__Problem to solve__
For this exercise, copy the records below exactly and exclude every image.

::: Exercise input :::

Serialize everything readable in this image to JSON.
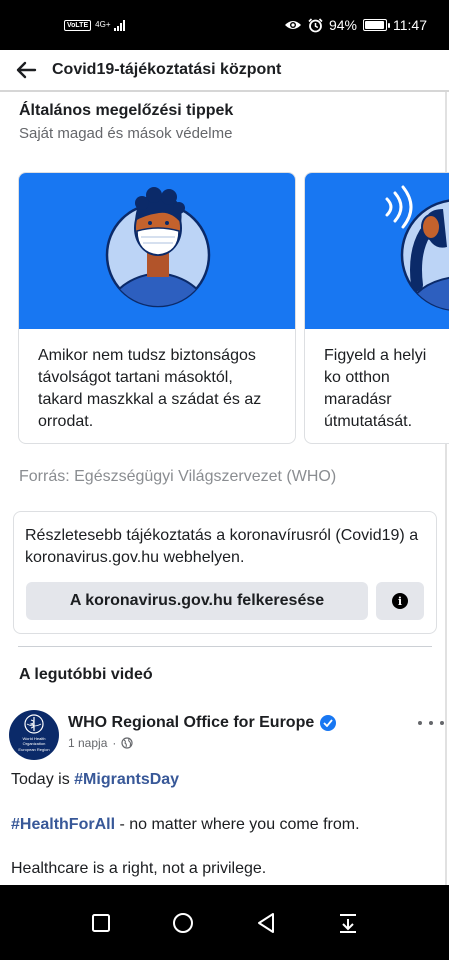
{
  "status_bar": {
    "volte": "VoLTE",
    "network": "4G+",
    "battery": "94%",
    "battery_level": 0.94,
    "time": "11:47"
  },
  "header": {
    "title": "Covid19-tájékoztatási központ",
    "back_icon": "arrow-left-icon"
  },
  "prevention": {
    "title": "Általános megelőzési tippek",
    "subtitle": "Saját magad és mások védelme",
    "cards": [
      {
        "text": "Amikor nem tudsz biztonságos távolságot tartani másoktól, takard maszkkal a szádat és az orrodat.",
        "illustration": "masked-person"
      },
      {
        "text": "Figyeld a helyi ko otthon maradásr útmutatását.",
        "illustration": "person-listening"
      }
    ],
    "source": "Forrás: Egészségügyi Világszervezet (WHO)"
  },
  "info_box": {
    "text": "Részletesebb tájékoztatás a koronavírusról (Covid19) a koronavirus.gov.hu webhelyen.",
    "button_label": "A koronavirus.gov.hu felkeresése",
    "info_icon": "info-icon"
  },
  "latest_video": {
    "title": "A legutóbbi videó",
    "post": {
      "author": "WHO Regional Office for Europe",
      "avatar_lines": [
        "World Health",
        "Organization",
        "European Region"
      ],
      "time": "1 napja",
      "visibility_icon": "globe-icon",
      "line1_prefix": "Today is ",
      "line1_tag": "#MigrantsDay",
      "line2_tag": "#HealthForAll",
      "line2_suffix": " - no matter where you come from.",
      "line3": "Healthcare is a right, not a privilege."
    }
  },
  "nav_bar": {
    "icons": [
      "square-recents-icon",
      "circle-home-icon",
      "triangle-back-icon",
      "notification-pulldown-icon"
    ]
  },
  "colors": {
    "brand_blue": "#1877f2",
    "hashtag": "#385898",
    "secondary_text": "#65676b",
    "who_navy": "#0b2a69"
  }
}
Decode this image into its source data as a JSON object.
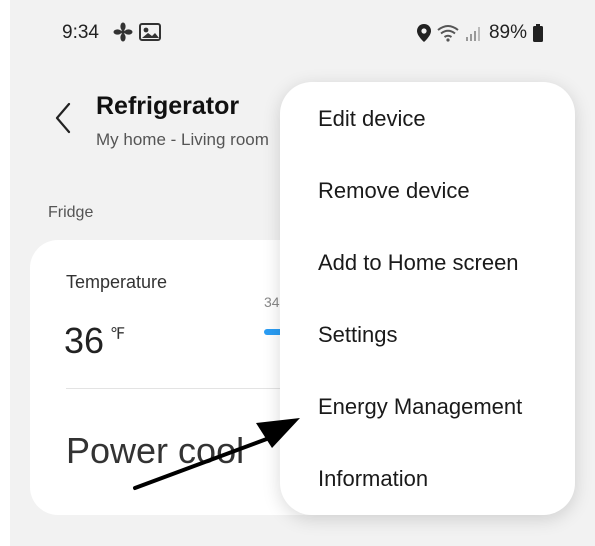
{
  "status_bar": {
    "time": "9:34",
    "left_icons": [
      "fan-icon",
      "gallery-icon"
    ],
    "right_icons": [
      "location-icon",
      "wifi-icon",
      "signal-icon"
    ],
    "battery_percent": "89%"
  },
  "header": {
    "back_icon": "back-chevron-icon",
    "title": "Refrigerator",
    "subtitle": "My home - Living room"
  },
  "section_label": "Fridge",
  "card": {
    "temperature_label": "Temperature",
    "temperature_value": "36",
    "temperature_unit": "℉",
    "range_min_label": "34",
    "power_cool_label": "Power cool",
    "slider_color": "#2a9df4"
  },
  "menu": {
    "items": [
      {
        "label": "Edit device"
      },
      {
        "label": "Remove device"
      },
      {
        "label": "Add to Home screen"
      },
      {
        "label": "Settings"
      },
      {
        "label": "Energy Management"
      },
      {
        "label": "Information"
      }
    ]
  },
  "annotation": {
    "type": "arrow",
    "color": "#000000",
    "points_to": "Energy Management"
  }
}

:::

__Expected answer__
Serialize everything readable in this image to JSON.
{
  "status_bar": {
    "volte": "VoLTE",
    "network": "4G+",
    "battery": "94%",
    "battery_level": 0.94,
    "time": "11:47"
  },
  "header": {
    "title": "Covid19-tájékoztatási központ",
    "back_icon": "arrow-left-icon"
  },
  "prevention": {
    "title": "Általános megelőzési tippek",
    "subtitle": "Saját magad és mások védelme",
    "cards": [
      {
        "text": "Amikor nem tudsz biztonságos távolságot tartani másoktól, takard maszkkal a szádat és az orrodat.",
        "illustration": "masked-person"
      },
      {
        "text": "Figyeld a helyi ko otthon maradásr útmutatását.",
        "illustration": "person-listening"
      }
    ],
    "source": "Forrás: Egészségügyi Világszervezet (WHO)"
  },
  "info_box": {
    "text": "Részletesebb tájékoztatás a koronavírusról (Covid19) a koronavirus.gov.hu webhelyen.",
    "button_label": "A koronavirus.gov.hu felkeresése",
    "info_icon": "info-icon"
  },
  "latest_video": {
    "title": "A legutóbbi videó",
    "post": {
      "author": "WHO Regional Office for Europe",
      "avatar_lines": [
        "World Health",
        "Organization",
        "European Region"
      ],
      "time": "1 napja",
      "visibility_icon": "globe-icon",
      "line1_prefix": "Today is ",
      "line1_tag": "#MigrantsDay",
      "line2_tag": "#HealthForAll",
      "line2_suffix": " - no matter where you come from.",
      "line3": "Healthcare is a right, not a privilege."
    }
  },
  "nav_bar": {
    "icons": [
      "square-recents-icon",
      "circle-home-icon",
      "triangle-back-icon",
      "notification-pulldown-icon"
    ]
  },
  "colors": {
    "brand_blue": "#1877f2",
    "hashtag": "#385898",
    "secondary_text": "#65676b",
    "who_navy": "#0b2a69"
  }
}
Decode this image into its source data as a JSON object.
{
  "status_bar": {
    "time": "9:34",
    "left_icons": [
      "fan-icon",
      "gallery-icon"
    ],
    "right_icons": [
      "location-icon",
      "wifi-icon",
      "signal-icon"
    ],
    "battery_percent": "89%"
  },
  "header": {
    "back_icon": "back-chevron-icon",
    "title": "Refrigerator",
    "subtitle": "My home - Living room"
  },
  "section_label": "Fridge",
  "card": {
    "temperature_label": "Temperature",
    "temperature_value": "36",
    "temperature_unit": "℉",
    "range_min_label": "34",
    "power_cool_label": "Power cool",
    "slider_color": "#2a9df4"
  },
  "menu": {
    "items": [
      {
        "label": "Edit device"
      },
      {
        "label": "Remove device"
      },
      {
        "label": "Add to Home screen"
      },
      {
        "label": "Settings"
      },
      {
        "label": "Energy Management"
      },
      {
        "label": "Information"
      }
    ]
  },
  "annotation": {
    "type": "arrow",
    "color": "#000000",
    "points_to": "Energy Management"
  }
}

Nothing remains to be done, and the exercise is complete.